The first years after she came to the future, Aurelia travelled with the Walking City. One time they stopped there, she climbed the spiral stair to the top floor and left that metal cylinder on a shelf between a straylight mirror and a couple of moon keys.

Powerhouse By Night
She reconsidered, went back just after sunset.

Her fillings tingled. The ring she’d forgotten to remove ached. The night spooky with all the charging objects glowing. A sound like rushing wind, but the air utterly still.

Her coat’s scales were dull dead brown.

The metal tube was now a telescope that showed a world that didn’t exist anymore, a world of crystal towers and floating bubblecars. The future that had come and gone while she’d been in suspension. Looking through, she felt a sort of sunset sadness.

She gave it to a friend, someone future-born. He loved it.

“Get off the counter!” The chicken fluttered onto the dining-room table. I shooed it toward the outside door, but it flew back to the pass-thru. It pecked at the formica. Then it looked at me.
“These pastel boomerangs are so 50′s.”
“Shut up!” I pulled the cleaver off the magnet bar beside the sink. Me and the chicken, we had a history.
“Are you pondering what I’m pondering?” it asked.
“I think so,” I replied, “but you need two witnesses for a legal will, and we’re alone here.”
An echidna wearing a magenta cape leaped from behind the fridge. “That’s where you’re wrong!” it shrieked.
I jumped. I hadn’t expected the echidna. But then, nobody does. I advanced on the chicken, keeping one eye on the echidna, which made menacing gestures with its forepaws. The wind was picking up, and there was a lot of trash in the air. Wind? Indoors? The anteater laughed crazily.
“Kinda slow on the uptake,” the chicken remarked. “Your housekeeping leaves a lot to be desired,” it added. “And your leap was more a stumble” it said to the echidna. At this point paper was knee deep on the kitchen floor and I couldn’t get into the dining room. I backed out into the hall and went around the other way. However, the dining room doorway was stuffed to the top with shredded paper. I could hear the chicken ranting about clashing paint colors and crooked paintings.
I went outside to call 911.
Darrell Crosby answered. We went to high school together. He married Melissa Echols, a girl I’d had a crush on for years. But I didn’t hold it against him. Not considering how things turned out. I mean, I knew she was an animal lover, but that girl went way too far. There should’ve been a law. Heck, there used to be a law. Bottom line, I knew Darrell would be on my side.
“I’d love to help you, Ted. You know how I feel about them. But my hands are tied as long as they don’t hurt anyone. They didn’t hurt you, did they,” he asked hopefully.
“Couple paper cuts. But they’re occupying my house! At least my dining room. Am I supposed to eat standing up?”
“What part of ‘I can’t freaking arrest them’ don’t you get?”
“You won’t do anything.”
“Can’t.” He hung up.
I hate these stupid animal superheroes, but I hate Critical Chicken the most.
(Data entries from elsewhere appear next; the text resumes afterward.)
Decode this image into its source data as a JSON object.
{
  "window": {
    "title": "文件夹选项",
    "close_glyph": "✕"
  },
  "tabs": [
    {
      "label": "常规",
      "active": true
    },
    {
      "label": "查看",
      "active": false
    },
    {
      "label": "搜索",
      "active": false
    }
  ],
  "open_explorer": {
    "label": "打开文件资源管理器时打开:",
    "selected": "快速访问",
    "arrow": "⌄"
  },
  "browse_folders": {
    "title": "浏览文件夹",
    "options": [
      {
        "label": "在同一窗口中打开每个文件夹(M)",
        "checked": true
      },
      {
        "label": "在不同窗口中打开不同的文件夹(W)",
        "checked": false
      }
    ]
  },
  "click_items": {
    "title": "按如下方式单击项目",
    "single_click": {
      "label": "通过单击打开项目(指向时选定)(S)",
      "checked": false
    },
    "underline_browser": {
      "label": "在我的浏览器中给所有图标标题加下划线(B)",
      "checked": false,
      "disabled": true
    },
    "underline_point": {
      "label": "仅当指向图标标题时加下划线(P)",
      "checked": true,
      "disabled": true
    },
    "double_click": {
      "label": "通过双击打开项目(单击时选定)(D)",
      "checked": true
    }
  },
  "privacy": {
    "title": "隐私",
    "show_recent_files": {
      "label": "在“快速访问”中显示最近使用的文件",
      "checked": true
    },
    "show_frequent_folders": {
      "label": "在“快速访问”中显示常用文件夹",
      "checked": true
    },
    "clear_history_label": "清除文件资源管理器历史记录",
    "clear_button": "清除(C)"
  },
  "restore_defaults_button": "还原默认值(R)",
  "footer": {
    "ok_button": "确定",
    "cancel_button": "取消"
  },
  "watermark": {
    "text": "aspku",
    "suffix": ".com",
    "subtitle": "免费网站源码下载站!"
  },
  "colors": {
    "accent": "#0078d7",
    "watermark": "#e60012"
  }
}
Auto Draft

by Rudi Dornemann

Auto Draft

by Rudi Dornemann